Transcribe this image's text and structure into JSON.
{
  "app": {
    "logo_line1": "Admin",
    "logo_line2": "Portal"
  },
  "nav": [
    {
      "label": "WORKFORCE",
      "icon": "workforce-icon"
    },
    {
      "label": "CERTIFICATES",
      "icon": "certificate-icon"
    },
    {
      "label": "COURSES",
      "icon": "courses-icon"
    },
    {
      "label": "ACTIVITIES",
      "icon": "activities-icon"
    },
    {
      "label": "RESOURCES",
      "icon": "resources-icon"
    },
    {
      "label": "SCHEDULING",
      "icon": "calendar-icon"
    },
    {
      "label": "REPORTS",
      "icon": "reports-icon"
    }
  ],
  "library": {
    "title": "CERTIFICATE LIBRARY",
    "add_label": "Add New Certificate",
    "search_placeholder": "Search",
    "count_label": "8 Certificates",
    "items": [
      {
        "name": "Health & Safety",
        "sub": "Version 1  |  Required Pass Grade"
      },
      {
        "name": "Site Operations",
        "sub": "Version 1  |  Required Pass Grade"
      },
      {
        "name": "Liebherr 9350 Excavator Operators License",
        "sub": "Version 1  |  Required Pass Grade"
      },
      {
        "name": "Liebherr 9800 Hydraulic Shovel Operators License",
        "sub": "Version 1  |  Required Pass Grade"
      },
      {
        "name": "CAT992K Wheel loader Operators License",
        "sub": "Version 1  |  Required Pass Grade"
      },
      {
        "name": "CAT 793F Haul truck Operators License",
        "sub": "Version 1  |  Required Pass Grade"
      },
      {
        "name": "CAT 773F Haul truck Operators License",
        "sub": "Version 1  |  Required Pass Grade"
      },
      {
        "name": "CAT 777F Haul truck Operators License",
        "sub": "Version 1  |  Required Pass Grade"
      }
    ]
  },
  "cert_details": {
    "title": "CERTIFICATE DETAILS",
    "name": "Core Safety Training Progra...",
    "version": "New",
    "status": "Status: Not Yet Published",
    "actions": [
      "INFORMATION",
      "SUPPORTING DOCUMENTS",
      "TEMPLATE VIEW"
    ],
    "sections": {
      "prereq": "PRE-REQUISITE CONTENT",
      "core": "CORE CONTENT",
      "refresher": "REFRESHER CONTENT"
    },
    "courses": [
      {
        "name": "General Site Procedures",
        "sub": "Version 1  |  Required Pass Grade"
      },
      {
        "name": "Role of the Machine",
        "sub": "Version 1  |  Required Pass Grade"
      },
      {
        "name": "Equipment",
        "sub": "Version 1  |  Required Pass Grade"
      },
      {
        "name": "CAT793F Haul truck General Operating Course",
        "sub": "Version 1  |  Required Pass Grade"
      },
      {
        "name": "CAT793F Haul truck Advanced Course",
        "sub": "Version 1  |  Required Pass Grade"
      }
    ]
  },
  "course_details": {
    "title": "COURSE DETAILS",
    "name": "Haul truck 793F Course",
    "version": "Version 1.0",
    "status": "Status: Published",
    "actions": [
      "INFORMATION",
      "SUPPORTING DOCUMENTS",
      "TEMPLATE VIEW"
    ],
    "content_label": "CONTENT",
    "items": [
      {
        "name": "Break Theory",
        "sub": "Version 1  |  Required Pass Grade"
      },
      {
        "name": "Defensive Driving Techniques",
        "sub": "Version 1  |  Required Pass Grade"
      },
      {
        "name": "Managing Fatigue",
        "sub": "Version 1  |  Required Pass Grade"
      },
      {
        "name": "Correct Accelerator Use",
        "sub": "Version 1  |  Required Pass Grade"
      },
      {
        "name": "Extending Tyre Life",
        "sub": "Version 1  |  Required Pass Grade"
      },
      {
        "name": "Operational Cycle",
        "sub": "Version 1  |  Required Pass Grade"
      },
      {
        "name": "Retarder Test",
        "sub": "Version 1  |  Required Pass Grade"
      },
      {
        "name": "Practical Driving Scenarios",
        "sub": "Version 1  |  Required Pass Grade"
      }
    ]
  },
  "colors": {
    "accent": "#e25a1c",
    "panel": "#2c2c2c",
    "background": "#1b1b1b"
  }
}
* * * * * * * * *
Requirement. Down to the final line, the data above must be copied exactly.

Solution to the problem.
Transcribe this image's text and structure into JSON.
{
  "app": {
    "logo_line1": "Admin",
    "logo_line2": "Portal"
  },
  "nav": [
    {
      "label": "WORKFORCE",
      "icon": "workforce-icon"
    },
    {
      "label": "CERTIFICATES",
      "icon": "certificate-icon"
    },
    {
      "label": "COURSES",
      "icon": "courses-icon"
    },
    {
      "label": "ACTIVITIES",
      "icon": "activities-icon"
    },
    {
      "label": "RESOURCES",
      "icon": "resources-icon"
    },
    {
      "label": "SCHEDULING",
      "icon": "calendar-icon"
    },
    {
      "label": "REPORTS",
      "icon": "reports-icon"
    }
  ],
  "library": {
    "title": "CERTIFICATE LIBRARY",
    "add_label": "Add New Certificate",
    "search_placeholder": "Search",
    "count_label": "8 Certificates",
    "items": [
      {
        "name": "Health & Safety",
        "sub": "Version 1  |  Required Pass Grade"
      },
      {
        "name": "Site Operations",
        "sub": "Version 1  |  Required Pass Grade"
      },
      {
        "name": "Liebherr 9350 Excavator Operators License",
        "sub": "Version 1  |  Required Pass Grade"
      },
      {
        "name": "Liebherr 9800 Hydraulic Shovel Operators License",
        "sub": "Version 1  |  Required Pass Grade"
      },
      {
        "name": "CAT992K Wheel loader Operators License",
        "sub": "Version 1  |  Required Pass Grade"
      },
      {
        "name": "CAT 793F Haul truck Operators License",
        "sub": "Version 1  |  Required Pass Grade"
      },
      {
        "name": "CAT 773F Haul truck Operators License",
        "sub": "Version 1  |  Required Pass Grade"
      },
      {
        "name": "CAT 777F Haul truck Operators License",
        "sub": "Version 1  |  Required Pass Grade"
      }
    ]
  },
  "cert_details": {
    "title": "CERTIFICATE DETAILS",
    "name": "Core Safety Training Progra...",
    "version": "New",
    "status": "Status: Not Yet Published",
    "actions": [
      "INFORMATION",
      "SUPPORTING DOCUMENTS",
      "TEMPLATE VIEW"
    ],
    "sections": {
      "prereq": "PRE-REQUISITE CONTENT",
      "core": "CORE CONTENT",
      "refresher": "REFRESHER CONTENT"
    },
    "courses": [
      {
        "name": "General Site Procedures",
        "sub": "Version 1  |  Required Pass Grade"
      },
      {
        "name": "Role of the Machine",
        "sub": "Version 1  |  Required Pass Grade"
      },
      {
        "name": "Equipment",
        "sub": "Version 1  |  Required Pass Grade"
      },
      {
        "name": "CAT793F Haul truck General Operating Course",
        "sub": "Version 1  |  Required Pass Grade"
      },
      {
        "name": "CAT793F Haul truck Advanced Course",
        "sub": "Version 1  |  Required Pass Grade"
      }
    ]
  },
  "course_details": {
    "title": "COURSE DETAILS",
    "name": "Haul truck 793F Course",
    "version": "Version 1.0",
    "status": "Status: Published",
    "actions": [
      "INFORMATION",
      "SUPPORTING DOCUMENTS",
      "TEMPLATE VIEW"
    ],
    "content_label": "CONTENT",
    "items": [
      {
        "name": "Break Theory",
        "sub": "Version 1  |  Required Pass Grade"
      },
      {
        "name": "Defensive Driving Techniques",
        "sub": "Version 1  |  Required Pass Grade"
      },
      {
        "name": "Managing Fatigue",
        "sub": "Version 1  |  Required Pass Grade"
      },
      {
        "name": "Correct Accelerator Use",
        "sub": "Version 1  |  Required Pass Grade"
      },
      {
        "name": "Extending Tyre Life",
        "sub": "Version 1  |  Required Pass Grade"
      },
      {
        "name": "Operational Cycle",
        "sub": "Version 1  |  Required Pass Grade"
      },
      {
        "name": "Retarder Test",
        "sub": "Version 1  |  Required Pass Grade"
      },
      {
        "name": "Practical Driving Scenarios",
        "sub": "Version 1  |  Required Pass Grade"
      }
    ]
  },
  "colors": {
    "accent": "#e25a1c",
    "panel": "#2c2c2c",
    "background": "#1b1b1b"
  }
}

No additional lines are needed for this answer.